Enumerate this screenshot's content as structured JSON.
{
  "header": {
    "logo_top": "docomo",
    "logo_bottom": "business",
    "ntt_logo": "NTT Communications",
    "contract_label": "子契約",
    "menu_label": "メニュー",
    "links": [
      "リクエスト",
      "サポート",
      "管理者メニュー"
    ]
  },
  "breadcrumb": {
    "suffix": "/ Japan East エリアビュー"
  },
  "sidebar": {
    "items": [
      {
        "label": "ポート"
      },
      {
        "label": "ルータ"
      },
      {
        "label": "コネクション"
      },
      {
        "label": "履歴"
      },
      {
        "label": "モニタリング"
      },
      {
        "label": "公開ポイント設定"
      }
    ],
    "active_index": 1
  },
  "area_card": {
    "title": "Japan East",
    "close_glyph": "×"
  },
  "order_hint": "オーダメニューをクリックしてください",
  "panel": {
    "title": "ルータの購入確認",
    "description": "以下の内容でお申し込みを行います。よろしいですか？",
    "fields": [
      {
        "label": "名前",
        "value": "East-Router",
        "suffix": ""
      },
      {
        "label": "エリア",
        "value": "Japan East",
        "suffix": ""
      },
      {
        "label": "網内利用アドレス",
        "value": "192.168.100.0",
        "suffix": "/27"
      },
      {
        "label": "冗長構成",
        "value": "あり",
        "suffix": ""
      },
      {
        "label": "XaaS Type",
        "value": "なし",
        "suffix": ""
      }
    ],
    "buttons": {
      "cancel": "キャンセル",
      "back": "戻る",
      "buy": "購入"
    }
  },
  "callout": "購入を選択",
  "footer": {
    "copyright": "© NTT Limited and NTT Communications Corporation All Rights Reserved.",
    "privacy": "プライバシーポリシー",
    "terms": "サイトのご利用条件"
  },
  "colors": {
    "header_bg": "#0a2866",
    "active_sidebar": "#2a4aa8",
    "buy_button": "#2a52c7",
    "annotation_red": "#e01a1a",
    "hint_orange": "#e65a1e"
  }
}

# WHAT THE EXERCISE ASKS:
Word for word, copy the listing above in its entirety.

# ANSWER FOR THE TASK:
Enumerate this screenshot's content as structured JSON.
{
  "header": {
    "logo_top": "docomo",
    "logo_bottom": "business",
    "ntt_logo": "NTT Communications",
    "contract_label": "子契約",
    "menu_label": "メニュー",
    "links": [
      "リクエスト",
      "サポート",
      "管理者メニュー"
    ]
  },
  "breadcrumb": {
    "suffix": "/ Japan East エリアビュー"
  },
  "sidebar": {
    "items": [
      {
        "label": "ポート"
      },
      {
        "label": "ルータ"
      },
      {
        "label": "コネクション"
      },
      {
        "label": "履歴"
      },
      {
        "label": "モニタリング"
      },
      {
        "label": "公開ポイント設定"
      }
    ],
    "active_index": 1
  },
  "area_card": {
    "title": "Japan East",
    "close_glyph": "×"
  },
  "order_hint": "オーダメニューをクリックしてください",
  "panel": {
    "title": "ルータの購入確認",
    "description": "以下の内容でお申し込みを行います。よろしいですか？",
    "fields": [
      {
        "label": "名前",
        "value": "East-Router",
        "suffix": ""
      },
      {
        "label": "エリア",
        "value": "Japan East",
        "suffix": ""
      },
      {
        "label": "網内利用アドレス",
        "value": "192.168.100.0",
        "suffix": "/27"
      },
      {
        "label": "冗長構成",
        "value": "あり",
        "suffix": ""
      },
      {
        "label": "XaaS Type",
        "value": "なし",
        "suffix": ""
      }
    ],
    "buttons": {
      "cancel": "キャンセル",
      "back": "戻る",
      "buy": "購入"
    }
  },
  "callout": "購入を選択",
  "footer": {
    "copyright": "© NTT Limited and NTT Communications Corporation All Rights Reserved.",
    "privacy": "プライバシーポリシー",
    "terms": "サイトのご利用条件"
  },
  "colors": {
    "header_bg": "#0a2866",
    "active_sidebar": "#2a4aa8",
    "buy_button": "#2a52c7",
    "annotation_red": "#e01a1a",
    "hint_orange": "#e65a1e"
  }
}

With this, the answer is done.